====== SOURCE MATERIAL

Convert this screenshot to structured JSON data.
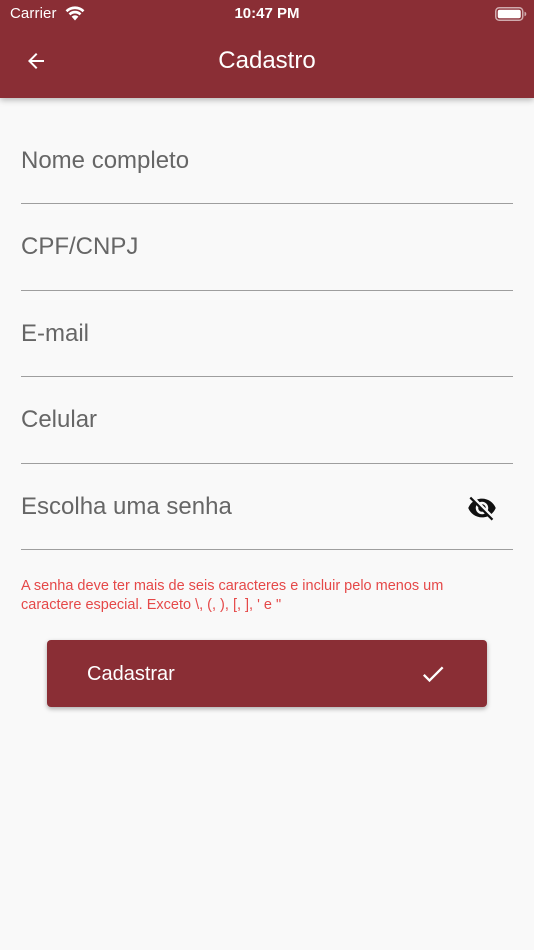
{
  "status_bar": {
    "carrier": "Carrier",
    "time": "10:47 PM"
  },
  "app_bar": {
    "title": "Cadastro",
    "back_icon": "arrow-left-icon"
  },
  "form": {
    "full_name": {
      "placeholder": "Nome completo",
      "value": ""
    },
    "cpf_cnpj": {
      "placeholder": "CPF/CNPJ",
      "value": ""
    },
    "email": {
      "placeholder": "E-mail",
      "value": ""
    },
    "phone": {
      "placeholder": "Celular",
      "value": ""
    },
    "password": {
      "placeholder": "Escolha uma senha",
      "value": "",
      "toggle_icon": "eye-off-icon"
    },
    "password_hint": "A senha deve ter mais de seis caracteres e incluir pelo menos um caractere especial. Exceto \\, (, ), [, ], ' e \""
  },
  "submit": {
    "label": "Cadastrar",
    "icon": "check-icon"
  },
  "colors": {
    "primary": "#8a2e35",
    "background": "#f9f9f9",
    "error": "#e54848",
    "divider": "#9e9e9e"
  }
}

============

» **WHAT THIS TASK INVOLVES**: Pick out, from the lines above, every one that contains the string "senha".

» **OUTPUT BELOW**:
      "placeholder": "Escolha uma senha",
    "password_hint": "A senha deve ter mais de seis caracteres e incluir pelo menos um caractere especial. Exceto \\, (, ), [, ], ' e \""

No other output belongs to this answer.